It’s important to look – and act – like a leader. (You know that.) But when faced with new, more difficult challenges, it’s often harder to show others that you’re up to the task. (You know this too. But you might not want admit it.)
Over the years, I’ve watched many leaders manage through challenging environments while leading their organizations to new successes. I’ve also seen that, like all good technology, many of their approaches can be used just as successfully by leaders in other situations.
If you find yourself in a place where your skills are being tested, try adding one – or more – of these time-tested and proven successful strategies to your management style repertoire:
1. Great leaders exhibit great calm – Truly powerful people have an air of calm about them. This helps those around them act more rationally and be more successful pushing the organization through difficult times. Exhibit calmness at all times.

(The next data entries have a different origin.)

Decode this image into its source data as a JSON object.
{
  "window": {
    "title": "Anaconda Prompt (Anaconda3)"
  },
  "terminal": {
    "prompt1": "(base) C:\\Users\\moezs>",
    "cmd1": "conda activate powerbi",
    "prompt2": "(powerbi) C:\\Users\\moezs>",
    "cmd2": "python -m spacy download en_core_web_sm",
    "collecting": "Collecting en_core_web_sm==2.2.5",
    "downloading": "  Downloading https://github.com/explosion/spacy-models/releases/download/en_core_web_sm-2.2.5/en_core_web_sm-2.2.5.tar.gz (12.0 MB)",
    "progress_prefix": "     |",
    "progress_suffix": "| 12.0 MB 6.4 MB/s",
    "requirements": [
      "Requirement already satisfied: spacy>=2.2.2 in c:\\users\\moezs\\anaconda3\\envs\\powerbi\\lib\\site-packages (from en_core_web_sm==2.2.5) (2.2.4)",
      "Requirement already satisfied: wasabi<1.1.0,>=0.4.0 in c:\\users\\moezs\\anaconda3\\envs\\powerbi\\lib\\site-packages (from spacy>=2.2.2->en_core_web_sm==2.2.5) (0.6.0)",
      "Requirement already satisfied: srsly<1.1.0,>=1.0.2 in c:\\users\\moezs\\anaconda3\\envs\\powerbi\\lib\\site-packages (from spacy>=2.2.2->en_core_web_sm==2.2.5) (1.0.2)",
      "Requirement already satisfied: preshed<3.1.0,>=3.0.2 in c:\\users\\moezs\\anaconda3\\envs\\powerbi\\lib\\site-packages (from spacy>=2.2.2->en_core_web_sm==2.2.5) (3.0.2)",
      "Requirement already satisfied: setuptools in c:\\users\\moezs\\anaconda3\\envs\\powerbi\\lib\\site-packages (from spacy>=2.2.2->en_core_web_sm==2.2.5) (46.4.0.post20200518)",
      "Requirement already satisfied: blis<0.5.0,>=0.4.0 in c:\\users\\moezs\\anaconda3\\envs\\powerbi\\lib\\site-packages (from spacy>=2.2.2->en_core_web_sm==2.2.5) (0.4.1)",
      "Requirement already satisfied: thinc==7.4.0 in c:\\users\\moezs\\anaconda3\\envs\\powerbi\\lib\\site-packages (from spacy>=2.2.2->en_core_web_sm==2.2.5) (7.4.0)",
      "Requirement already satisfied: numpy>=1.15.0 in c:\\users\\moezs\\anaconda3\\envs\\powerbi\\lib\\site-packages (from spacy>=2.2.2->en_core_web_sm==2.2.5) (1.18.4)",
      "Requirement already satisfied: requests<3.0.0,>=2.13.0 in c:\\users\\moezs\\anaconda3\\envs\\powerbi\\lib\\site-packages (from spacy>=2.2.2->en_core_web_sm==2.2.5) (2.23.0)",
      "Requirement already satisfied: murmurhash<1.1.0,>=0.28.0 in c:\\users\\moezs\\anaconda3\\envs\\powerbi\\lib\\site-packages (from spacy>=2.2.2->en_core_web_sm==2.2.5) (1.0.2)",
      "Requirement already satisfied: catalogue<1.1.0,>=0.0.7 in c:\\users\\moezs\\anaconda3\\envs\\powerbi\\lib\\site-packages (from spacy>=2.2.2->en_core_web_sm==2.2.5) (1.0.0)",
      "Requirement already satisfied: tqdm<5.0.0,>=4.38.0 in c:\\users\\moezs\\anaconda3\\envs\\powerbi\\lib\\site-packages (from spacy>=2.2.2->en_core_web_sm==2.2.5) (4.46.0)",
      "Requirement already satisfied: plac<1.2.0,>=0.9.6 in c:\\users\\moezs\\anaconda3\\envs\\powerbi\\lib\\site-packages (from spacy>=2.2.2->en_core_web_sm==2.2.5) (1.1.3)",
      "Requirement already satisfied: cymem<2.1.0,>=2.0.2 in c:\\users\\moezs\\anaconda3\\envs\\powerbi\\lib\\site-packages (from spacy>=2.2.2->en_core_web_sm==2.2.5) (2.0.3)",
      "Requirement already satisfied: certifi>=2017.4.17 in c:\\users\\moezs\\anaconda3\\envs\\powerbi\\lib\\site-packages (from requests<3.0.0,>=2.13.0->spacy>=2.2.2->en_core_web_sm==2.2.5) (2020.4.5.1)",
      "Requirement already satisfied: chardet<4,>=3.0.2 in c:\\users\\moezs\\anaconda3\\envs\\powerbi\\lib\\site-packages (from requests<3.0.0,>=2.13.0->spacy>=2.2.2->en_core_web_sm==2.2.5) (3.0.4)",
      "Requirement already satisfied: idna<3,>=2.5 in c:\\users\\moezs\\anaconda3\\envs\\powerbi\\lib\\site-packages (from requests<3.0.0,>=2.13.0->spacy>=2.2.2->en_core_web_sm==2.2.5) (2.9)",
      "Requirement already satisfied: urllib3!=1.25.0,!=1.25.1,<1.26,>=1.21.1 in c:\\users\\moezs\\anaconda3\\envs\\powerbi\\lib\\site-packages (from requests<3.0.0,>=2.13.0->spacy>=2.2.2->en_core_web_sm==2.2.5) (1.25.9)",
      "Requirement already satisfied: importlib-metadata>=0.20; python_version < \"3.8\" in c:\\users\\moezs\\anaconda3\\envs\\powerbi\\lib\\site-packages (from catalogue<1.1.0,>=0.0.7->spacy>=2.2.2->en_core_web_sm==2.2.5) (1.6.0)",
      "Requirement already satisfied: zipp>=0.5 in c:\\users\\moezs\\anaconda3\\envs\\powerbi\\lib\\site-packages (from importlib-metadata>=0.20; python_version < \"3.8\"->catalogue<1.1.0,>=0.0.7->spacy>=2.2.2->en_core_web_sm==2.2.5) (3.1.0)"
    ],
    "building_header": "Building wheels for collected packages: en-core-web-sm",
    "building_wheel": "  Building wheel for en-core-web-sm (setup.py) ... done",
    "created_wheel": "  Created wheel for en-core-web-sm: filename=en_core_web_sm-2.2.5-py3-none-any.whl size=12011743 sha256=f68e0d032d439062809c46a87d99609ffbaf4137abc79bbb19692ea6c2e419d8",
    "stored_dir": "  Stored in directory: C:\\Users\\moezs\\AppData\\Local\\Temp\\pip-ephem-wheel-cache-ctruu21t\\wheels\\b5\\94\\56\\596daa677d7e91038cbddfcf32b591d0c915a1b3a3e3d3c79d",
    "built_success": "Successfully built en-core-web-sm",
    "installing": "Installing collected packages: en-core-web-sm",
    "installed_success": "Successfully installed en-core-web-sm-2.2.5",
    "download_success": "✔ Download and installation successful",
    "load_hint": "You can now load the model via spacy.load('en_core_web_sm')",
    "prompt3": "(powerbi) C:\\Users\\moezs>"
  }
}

It will become your nature.
2. Recognize that there is always more time than it seems – Too many mistakes are made by those bosses who think that decisions need to be made quickly every time. It can be tough for a younger leader to buy, but it’s usually true that “this too will pass.” Don’t get stampeded into a bad decision.
3. Focus on the real world – Although I encourage leaders to use their own intuition or instincts, it’s true that many leaders are far too convinced that they know what’s right every time. They ignore reports and analyses, dismissing them as missing the mark in this particular situation. Accept this: nothing offsets the value of solid data and hard research.
4. Highly Charged = Highly Questionable – Bosses who shout, cry, whine, or are too focused on feelings are a turn-off to those above who can help them succeed. And no one below wants to spend time with a supervisor who can’t be level-headed in difficult times.
Show the each of these groups that you can take the bad news as well as the good. Everyone appreciates working with someone who is even-keeled.
5. Even a weak leader can look good with a great team – Surround yourself with people who know more than you. Give them full credit for their ideas, pay them well, and build loyalty. Everyone I’ve every worked with knows this is true, but for a lot of reasons (pressure from above, misplaced loyalty, their own ego problems) they don’t surround themselves with the best available talent. And then they fail.
Using these strategies you will become a better leader. If using them doesn’t feel “authentic” don’t let that trouble you. That feeling is probably because they’re not a natural part of your skills repertoire. This is normal. To deal with it, I recommend that you take a tip from Tiger Woods who uses coaches constantly: Listen to the coach. Test his tips. And practice them. Often and repeatedly.
At some point the new skill or approach will become a natural part of your style, in turn making you a more successful leader.